Coach Riccio and the coaching staff of Altoona make sure the weight room is open six days a week. Strength Coach Adams likes the BFS Set-Rep scheme and the fact that it encourages the athletes to constantly break their own records.
“Bigger Faster Stronger is great for high school kids because it encourages hard work without shortcuts. I love the way the program is set up to let athletes see improvement every time they step into the weight room,” said Coach Adams enthusiastically.
The BFS strategy used by Altoona requires athletes not participating in other sports to work out three times a week. However, most of the football players enjoy the workouts and are in the complex working four to five days a week, constantly striving to break their own records.
“We have a lot of players who we need to watch carefully because they want to train every day. We are to the point now where we don’t have to worry about getting kids to lift, but rather we have to make sure they don’t overtrain. I guess that’s not a bad thing to have happen,” said Coach Adams.
“Bigger Faster Stronger is great because the guys can see their own progress. Their competition with themselves is the real fuel to their fire. I have noticed constant improvement in the quality of work the guys are doing. Also, the time in the weight room allows for strong bonds to form between teammates. This dynamic team unity that begins in the weight room carries over to their on- and off-field relationships with each other. I like to think that a lot of our success is formed from the family environment that is initially created in the weight room,” Riccio said.
This off-season the Mountain Lions are once again hard at work in the weight room in hopes of taking that next step of playing for a state championship next year. For two years in a row the Altoona players and coaches have come up one game short. But that’s all the more reason to work that much harder this year. And one area of improvement will be with the in-season weight program.
“I don’t think we’ve done a great job with the in-season program. If we want to win a state championship, I think it’s going to come from not being satisfied with maintaining our strength throughout the season. We need to keep getting stronger, and the BFS in-season program is going to help!” said Adams.
In 2003, the Mountain Lions expect nothing less than a trip to the state championship. And there is reason for their optimism. They have two of the best offensive linemen in the state of Pennsylvania in Sean Shannon and Zack Haulman. Whatever the outcome, the Mountain Lions know the road to the state championship will go through the weight room first.
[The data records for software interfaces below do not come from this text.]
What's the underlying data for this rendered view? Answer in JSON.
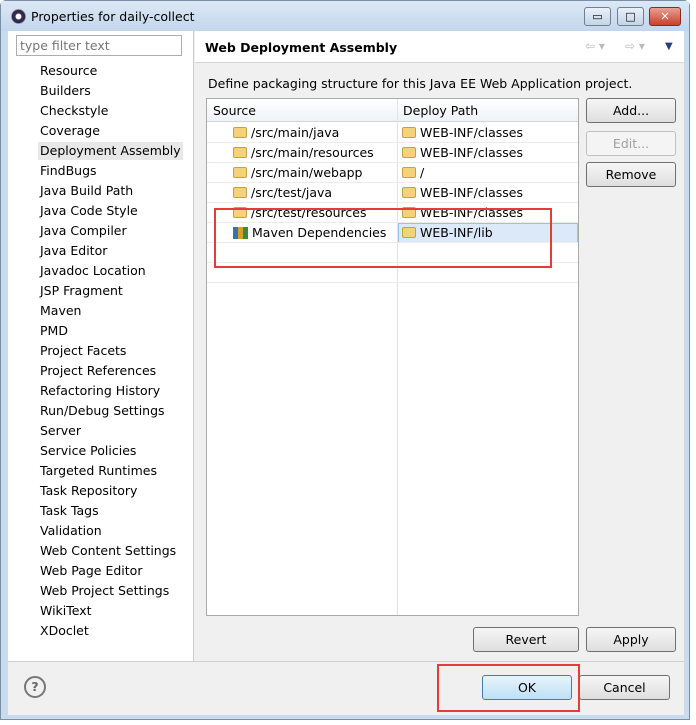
{
  "window": {
    "title": "Properties for daily-collect",
    "minimize": "▭",
    "maximize": "□",
    "close": "✕"
  },
  "sidebar": {
    "filter_placeholder": "type filter text",
    "items": [
      {
        "label": "Resource"
      },
      {
        "label": "Builders"
      },
      {
        "label": "Checkstyle"
      },
      {
        "label": "Coverage"
      },
      {
        "label": "Deployment Assembly",
        "selected": true
      },
      {
        "label": "FindBugs"
      },
      {
        "label": "Java Build Path"
      },
      {
        "label": "Java Code Style"
      },
      {
        "label": "Java Compiler"
      },
      {
        "label": "Java Editor"
      },
      {
        "label": "Javadoc Location"
      },
      {
        "label": "JSP Fragment"
      },
      {
        "label": "Maven"
      },
      {
        "label": "PMD"
      },
      {
        "label": "Project Facets"
      },
      {
        "label": "Project References"
      },
      {
        "label": "Refactoring History"
      },
      {
        "label": "Run/Debug Settings"
      },
      {
        "label": "Server"
      },
      {
        "label": "Service Policies"
      },
      {
        "label": "Targeted Runtimes"
      },
      {
        "label": "Task Repository"
      },
      {
        "label": "Task Tags"
      },
      {
        "label": "Validation"
      },
      {
        "label": "Web Content Settings"
      },
      {
        "label": "Web Page Editor"
      },
      {
        "label": "Web Project Settings"
      },
      {
        "label": "WikiText"
      },
      {
        "label": "XDoclet"
      }
    ]
  },
  "page": {
    "title": "Web Deployment Assembly",
    "nav_back": "⇦ ▾",
    "nav_fwd": "⇨ ▾",
    "menu": "▼",
    "description": "Define packaging structure for this Java EE Web Application project.",
    "columns": [
      "Source",
      "Deploy Path"
    ],
    "rows": [
      {
        "source": "/src/main/java",
        "deploy": "WEB-INF/classes",
        "icon": "folder-icon"
      },
      {
        "source": "/src/main/resources",
        "deploy": "WEB-INF/classes",
        "icon": "folder-icon"
      },
      {
        "source": "/src/main/webapp",
        "deploy": "/",
        "icon": "folder-icon"
      },
      {
        "source": "/src/test/java",
        "deploy": "WEB-INF/classes",
        "icon": "folder-icon"
      },
      {
        "source": "/src/test/resources",
        "deploy": "WEB-INF/classes",
        "icon": "folder-icon"
      },
      {
        "source": "Maven Dependencies",
        "deploy": "WEB-INF/lib",
        "icon": "maven-library-icon",
        "selected": true
      }
    ],
    "buttons": {
      "add": "Add...",
      "edit": "Edit...",
      "remove": "Remove",
      "revert": "Revert",
      "apply": "Apply"
    }
  },
  "footer": {
    "help": "?",
    "ok": "OK",
    "cancel": "Cancel"
  },
  "highlight_color": "#e53b3b"
}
Zac Apple

Coach Phil Riccio

Thad Mithell (SR,RB) has rushed for over 1000-yds in the last two seasons; first player in school history to do so. Bench 250, 40-yd dash 4.5

Chuck Koch (JR,FB-SS) bench 275, squat 450, VJ 32" 40-yd 4.5, SLJ 10"6', power clean 300. All-Conference Strong Safety

Joe Kleiner (SR,QB) threw for over 2,000 yds as a senior, 40 yd dash 4.8, bench 275

Steve Shaffer (JR DE/TE) All-Conference, squat 425, power clean 265, 40-yard 4.7, bench 300 lbs.

Brendon Perretta (SR WR/DB) 1st Team All-State, Conf. MVP, attending Penn State in fall, 40-yd 4.5, VJ-32", power clean 300 lbs., bench 375, squat 475, SLJ 10'1"

Joey Kleiner doing trap bar deadlifts

Bron Clouser (SR, L) 2nd team All-State, squat 525, power clean 325, bench 375.

Brendon Perretta had over 1500 yards receiving

Joe Kleiner getting psyched up with teammate Chuck Koch during a key game